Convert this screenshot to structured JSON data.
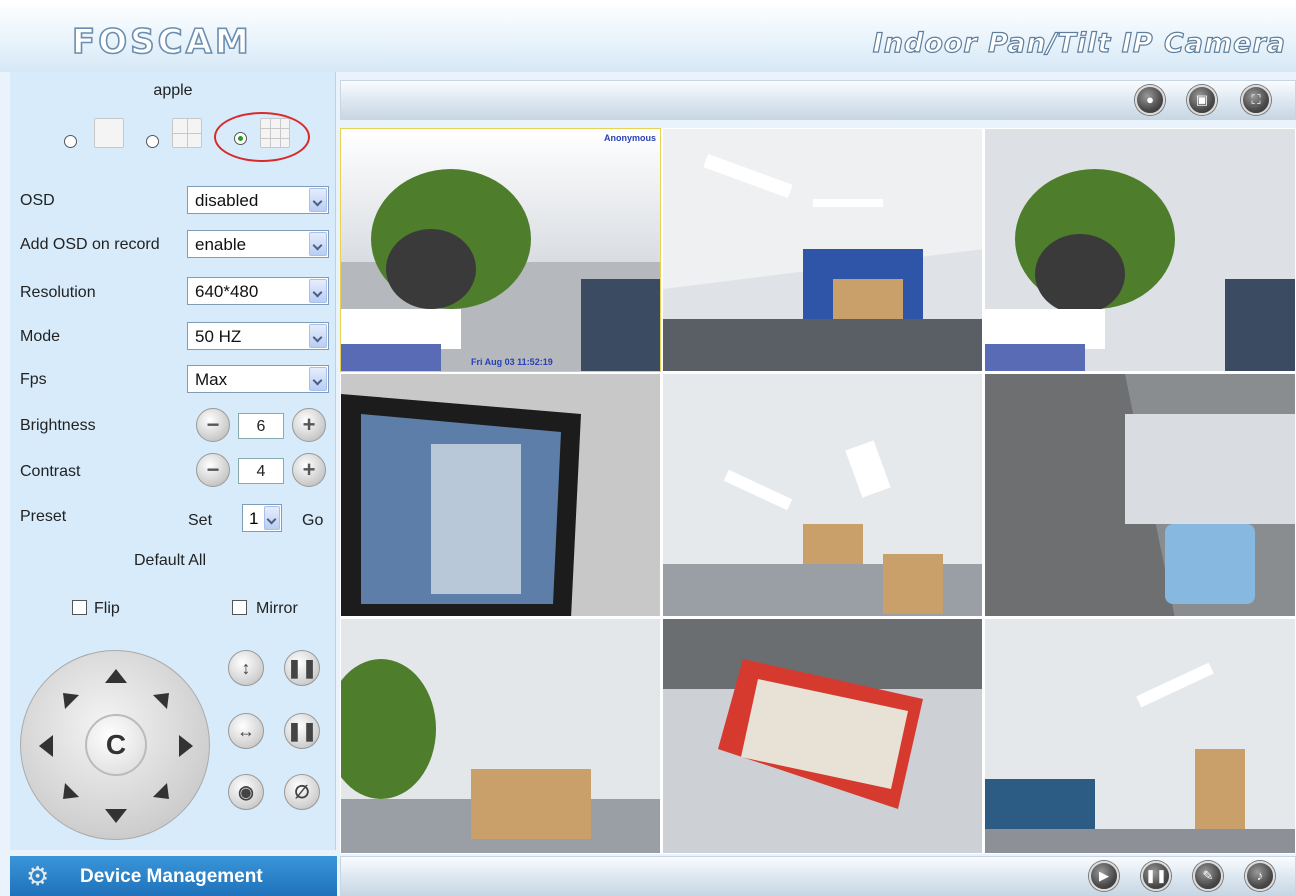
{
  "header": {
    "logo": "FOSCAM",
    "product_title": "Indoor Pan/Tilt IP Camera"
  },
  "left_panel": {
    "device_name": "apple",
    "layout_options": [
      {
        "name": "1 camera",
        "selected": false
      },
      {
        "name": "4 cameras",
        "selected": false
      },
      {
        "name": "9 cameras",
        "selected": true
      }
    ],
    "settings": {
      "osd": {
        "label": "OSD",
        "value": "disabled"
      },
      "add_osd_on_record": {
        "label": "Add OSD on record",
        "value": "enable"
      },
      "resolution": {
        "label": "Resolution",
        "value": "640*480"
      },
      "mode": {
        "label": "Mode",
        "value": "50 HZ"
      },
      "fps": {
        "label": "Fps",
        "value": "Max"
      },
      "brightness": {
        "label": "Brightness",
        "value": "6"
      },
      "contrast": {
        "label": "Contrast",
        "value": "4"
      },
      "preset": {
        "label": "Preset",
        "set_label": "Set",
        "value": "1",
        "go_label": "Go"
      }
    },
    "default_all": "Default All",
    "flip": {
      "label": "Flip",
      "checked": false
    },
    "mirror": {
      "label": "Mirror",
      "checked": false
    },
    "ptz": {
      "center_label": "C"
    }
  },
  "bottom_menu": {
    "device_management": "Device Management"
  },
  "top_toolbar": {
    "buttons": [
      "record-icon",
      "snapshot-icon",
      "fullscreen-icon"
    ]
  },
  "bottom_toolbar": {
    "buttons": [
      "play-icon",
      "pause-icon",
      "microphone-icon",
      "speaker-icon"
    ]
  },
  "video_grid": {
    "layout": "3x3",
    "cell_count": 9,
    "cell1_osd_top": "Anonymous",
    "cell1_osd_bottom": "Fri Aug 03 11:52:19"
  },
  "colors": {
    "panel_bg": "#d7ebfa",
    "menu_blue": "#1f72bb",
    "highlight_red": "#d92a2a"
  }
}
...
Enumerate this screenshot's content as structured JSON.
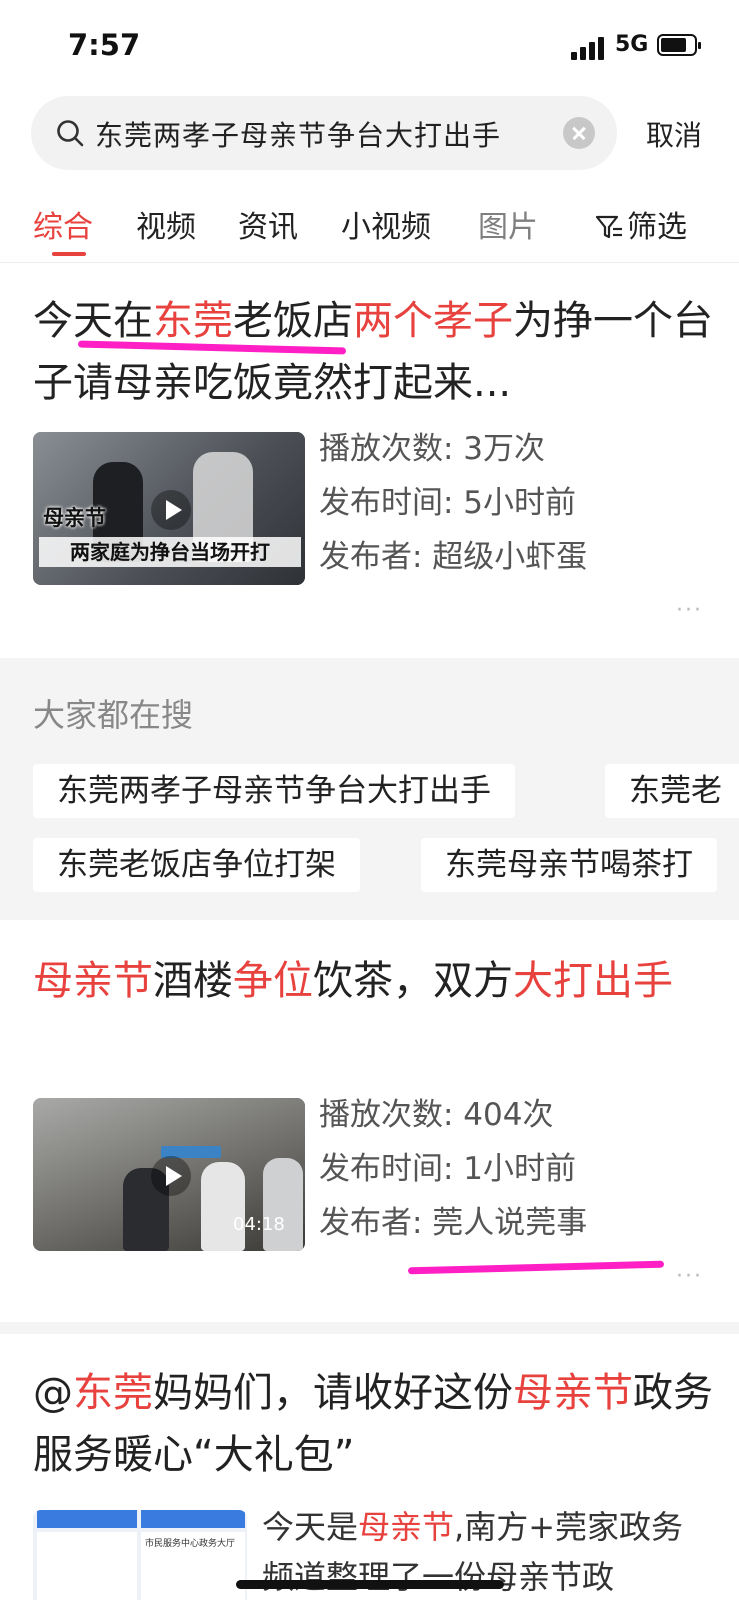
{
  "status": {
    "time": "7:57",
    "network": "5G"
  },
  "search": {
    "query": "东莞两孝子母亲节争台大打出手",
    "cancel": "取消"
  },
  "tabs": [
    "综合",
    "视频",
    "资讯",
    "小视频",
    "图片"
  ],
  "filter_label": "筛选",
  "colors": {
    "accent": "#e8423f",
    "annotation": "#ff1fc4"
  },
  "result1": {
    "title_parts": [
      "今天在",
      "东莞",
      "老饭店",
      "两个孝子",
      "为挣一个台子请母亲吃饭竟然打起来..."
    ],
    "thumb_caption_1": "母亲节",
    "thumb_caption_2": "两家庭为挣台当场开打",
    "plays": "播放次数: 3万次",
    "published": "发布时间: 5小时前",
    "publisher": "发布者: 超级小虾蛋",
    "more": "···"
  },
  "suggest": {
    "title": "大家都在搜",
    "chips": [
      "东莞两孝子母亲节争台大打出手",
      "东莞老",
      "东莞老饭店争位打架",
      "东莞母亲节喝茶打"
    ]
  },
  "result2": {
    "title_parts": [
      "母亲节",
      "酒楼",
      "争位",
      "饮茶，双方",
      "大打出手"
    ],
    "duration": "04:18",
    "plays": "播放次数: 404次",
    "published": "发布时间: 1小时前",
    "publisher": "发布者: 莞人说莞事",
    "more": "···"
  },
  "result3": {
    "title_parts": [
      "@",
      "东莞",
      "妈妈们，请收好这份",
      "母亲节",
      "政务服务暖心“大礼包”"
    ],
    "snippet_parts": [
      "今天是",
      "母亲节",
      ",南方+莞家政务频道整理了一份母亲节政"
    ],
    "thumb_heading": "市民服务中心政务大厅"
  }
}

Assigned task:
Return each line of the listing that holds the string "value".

Task result:
        "value": "disabled"
        "value": "enable"
        "value": "640*480"
        "value": "50 HZ"
        "value": "Max"
        "value": "6"
        "value": "4"
        "value": "1",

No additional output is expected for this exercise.